Data: Begin

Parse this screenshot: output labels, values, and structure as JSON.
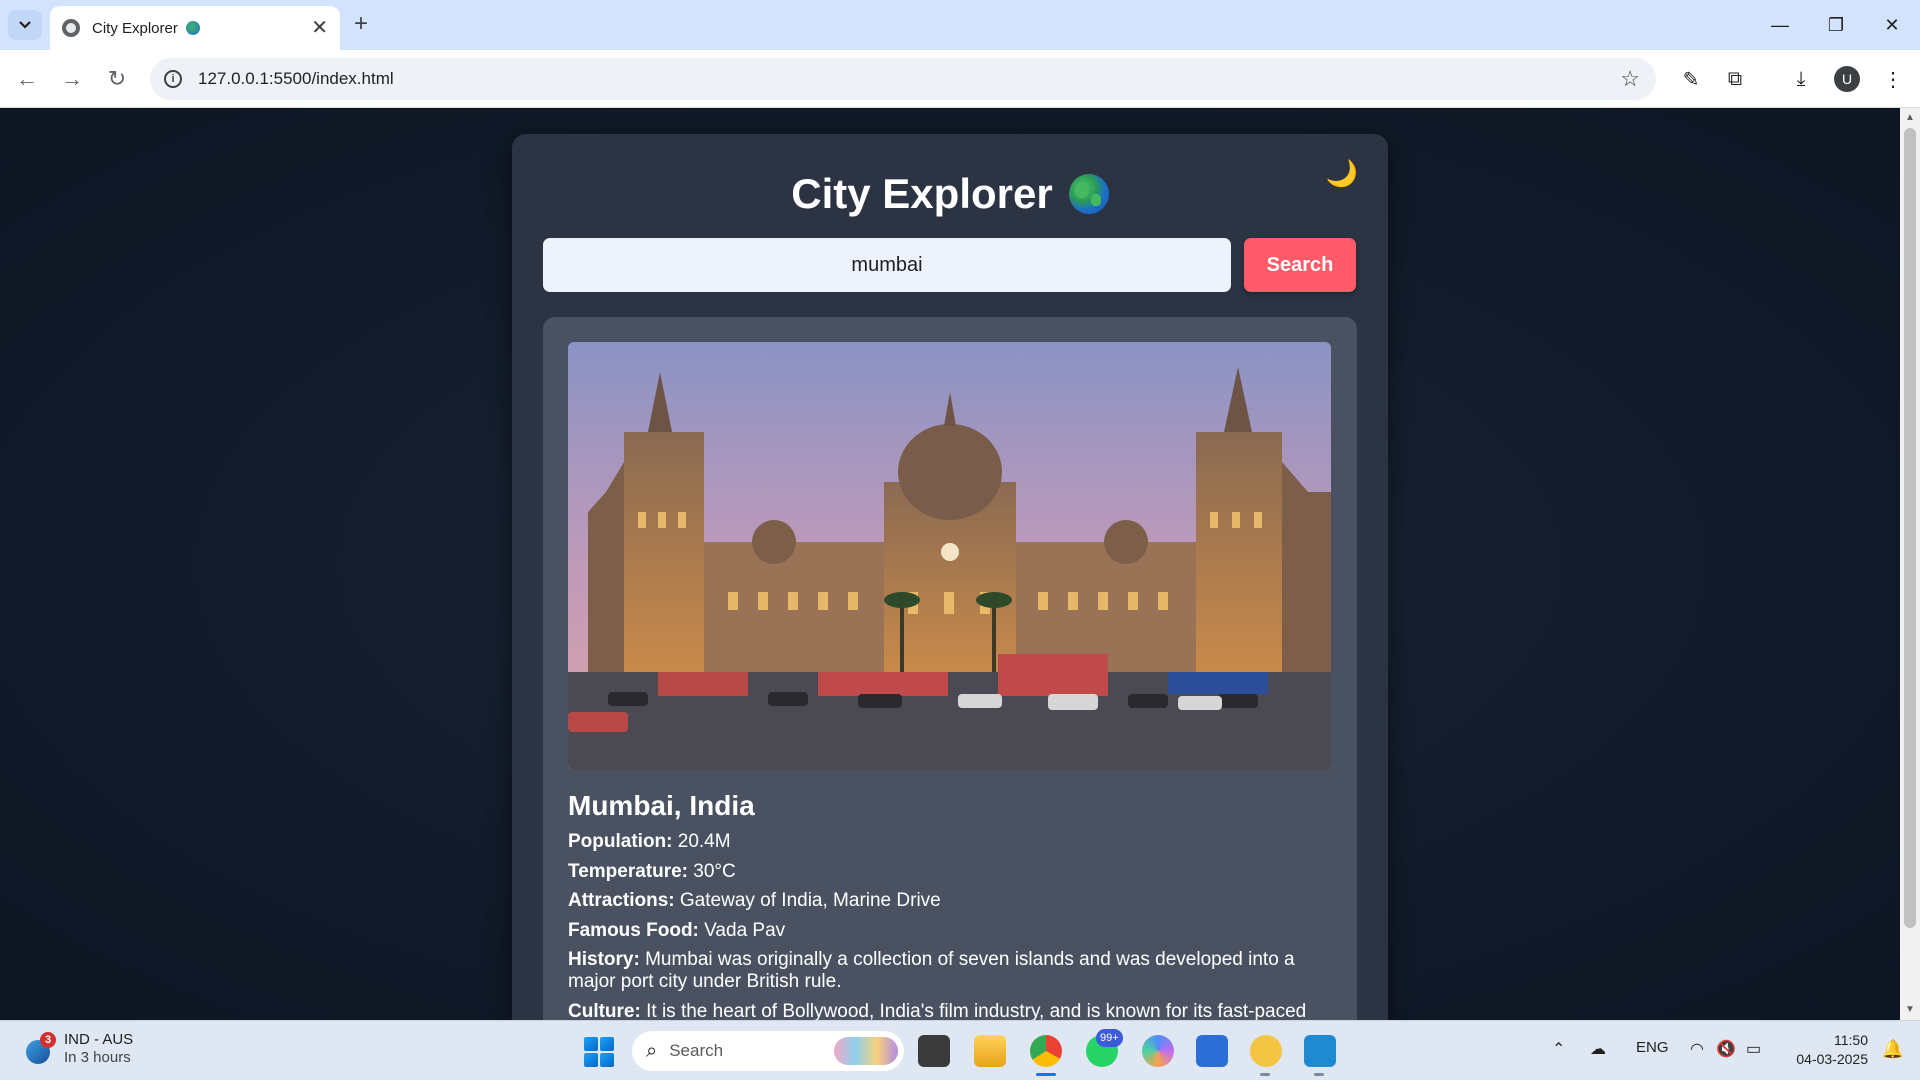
{
  "browser": {
    "tab_title": "City Explorer",
    "url": "127.0.0.1:5500/index.html",
    "profile_initial": "U"
  },
  "app": {
    "title": "City Explorer",
    "search_value": "mumbai",
    "search_button": "Search",
    "theme_icon": "moon-icon"
  },
  "city": {
    "name": "Mumbai, India",
    "facts": [
      {
        "label": "Population:",
        "value": " 20.4M"
      },
      {
        "label": "Temperature:",
        "value": " 30°C"
      },
      {
        "label": "Attractions:",
        "value": " Gateway of India, Marine Drive"
      },
      {
        "label": "Famous Food:",
        "value": " Vada Pav"
      },
      {
        "label": "History:",
        "value": " Mumbai was originally a collection of seven islands and was developed into a major port city under British rule."
      },
      {
        "label": "Culture:",
        "value": " It is the heart of Bollywood, India's film industry, and is known for its fast-paced"
      }
    ]
  },
  "taskbar": {
    "weather_title": "IND - AUS",
    "weather_sub": "In 3 hours",
    "weather_badge": "3",
    "search_label": "Search",
    "whatsapp_badge": "99+",
    "lang": "ENG",
    "time": "11:50",
    "date": "04-03-2025"
  },
  "colors": {
    "accent": "#ff5a6a",
    "card": "#2c3444",
    "result_card": "#4a5262"
  }
}
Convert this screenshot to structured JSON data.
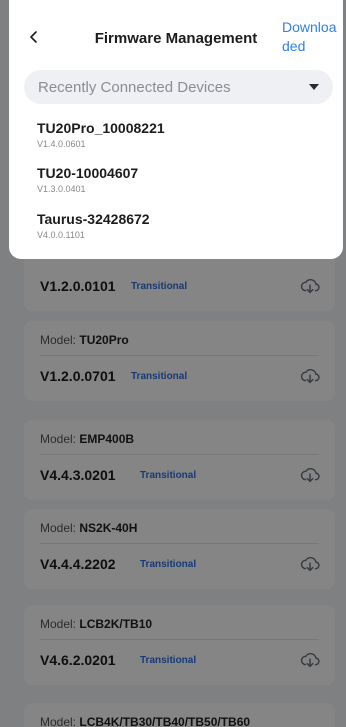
{
  "header": {
    "title": "Firmware Management",
    "downloaded_label": "Downloaded",
    "downloaded_line1": "Downloa",
    "downloaded_line2": "ded"
  },
  "dropdown": {
    "selected": "Recently Connected Devices",
    "devices": [
      {
        "name": "TU20Pro_10008221",
        "version": "V1.4.0.0601"
      },
      {
        "name": "TU20-10004607",
        "version": "V1.3.0.0401"
      },
      {
        "name": "Taurus-32428672",
        "version": "V4.0.0.1101"
      }
    ]
  },
  "firmware_list": {
    "model_prefix": "Model: ",
    "items": [
      {
        "model": "",
        "version": "V1.2.0.0101",
        "tag": "Transitional"
      },
      {
        "model": "TU20Pro",
        "version": "V1.2.0.0701",
        "tag": "Transitional"
      },
      {
        "model": "EMP400B",
        "version": "V4.4.3.0201",
        "tag": "Transitional"
      },
      {
        "model": "NS2K-40H",
        "version": "V4.4.4.2202",
        "tag": "Transitional"
      },
      {
        "model": "LCB2K/TB10",
        "version": "V4.6.2.0201",
        "tag": "Transitional"
      },
      {
        "model": "LCB4K/TB30/TB40/TB50/TB60",
        "version": "",
        "tag": ""
      }
    ]
  },
  "colors": {
    "accent": "#2f80ed",
    "tag": "#2f6fe0",
    "overlay": "rgba(0,0,0,0.48)"
  }
}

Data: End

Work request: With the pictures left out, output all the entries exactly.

Answer box:
Parse this screenshot: output labels, values, and structure as JSON.
{
  "browser": {
    "tab_title": "City Explorer",
    "url": "127.0.0.1:5500/index.html",
    "profile_initial": "U"
  },
  "app": {
    "title": "City Explorer",
    "search_value": "mumbai",
    "search_button": "Search",
    "theme_icon": "moon-icon"
  },
  "city": {
    "name": "Mumbai, India",
    "facts": [
      {
        "label": "Population:",
        "value": " 20.4M"
      },
      {
        "label": "Temperature:",
        "value": " 30°C"
      },
      {
        "label": "Attractions:",
        "value": " Gateway of India, Marine Drive"
      },
      {
        "label": "Famous Food:",
        "value": " Vada Pav"
      },
      {
        "label": "History:",
        "value": " Mumbai was originally a collection of seven islands and was developed into a major port city under British rule."
      },
      {
        "label": "Culture:",
        "value": " It is the heart of Bollywood, India's film industry, and is known for its fast-paced"
      }
    ]
  },
  "taskbar": {
    "weather_title": "IND - AUS",
    "weather_sub": "In 3 hours",
    "weather_badge": "3",
    "search_label": "Search",
    "whatsapp_badge": "99+",
    "lang": "ENG",
    "time": "11:50",
    "date": "04-03-2025"
  },
  "colors": {
    "accent": "#ff5a6a",
    "card": "#2c3444",
    "result_card": "#4a5262"
  }
}
Convert this screenshot to structured JSON data.
{
  "header": {
    "title": "Firmware Management",
    "downloaded_label": "Downloaded",
    "downloaded_line1": "Downloa",
    "downloaded_line2": "ded"
  },
  "dropdown": {
    "selected": "Recently Connected Devices",
    "devices": [
      {
        "name": "TU20Pro_10008221",
        "version": "V1.4.0.0601"
      },
      {
        "name": "TU20-10004607",
        "version": "V1.3.0.0401"
      },
      {
        "name": "Taurus-32428672",
        "version": "V4.0.0.1101"
      }
    ]
  },
  "firmware_list": {
    "model_prefix": "Model: ",
    "items": [
      {
        "model": "",
        "version": "V1.2.0.0101",
        "tag": "Transitional"
      },
      {
        "model": "TU20Pro",
        "version": "V1.2.0.0701",
        "tag": "Transitional"
      },
      {
        "model": "EMP400B",
        "version": "V4.4.3.0201",
        "tag": "Transitional"
      },
      {
        "model": "NS2K-40H",
        "version": "V4.4.4.2202",
        "tag": "Transitional"
      },
      {
        "model": "LCB2K/TB10",
        "version": "V4.6.2.0201",
        "tag": "Transitional"
      },
      {
        "model": "LCB4K/TB30/TB40/TB50/TB60",
        "version": "",
        "tag": ""
      }
    ]
  },
  "colors": {
    "accent": "#2f80ed",
    "tag": "#2f6fe0",
    "overlay": "rgba(0,0,0,0.48)"
  }
}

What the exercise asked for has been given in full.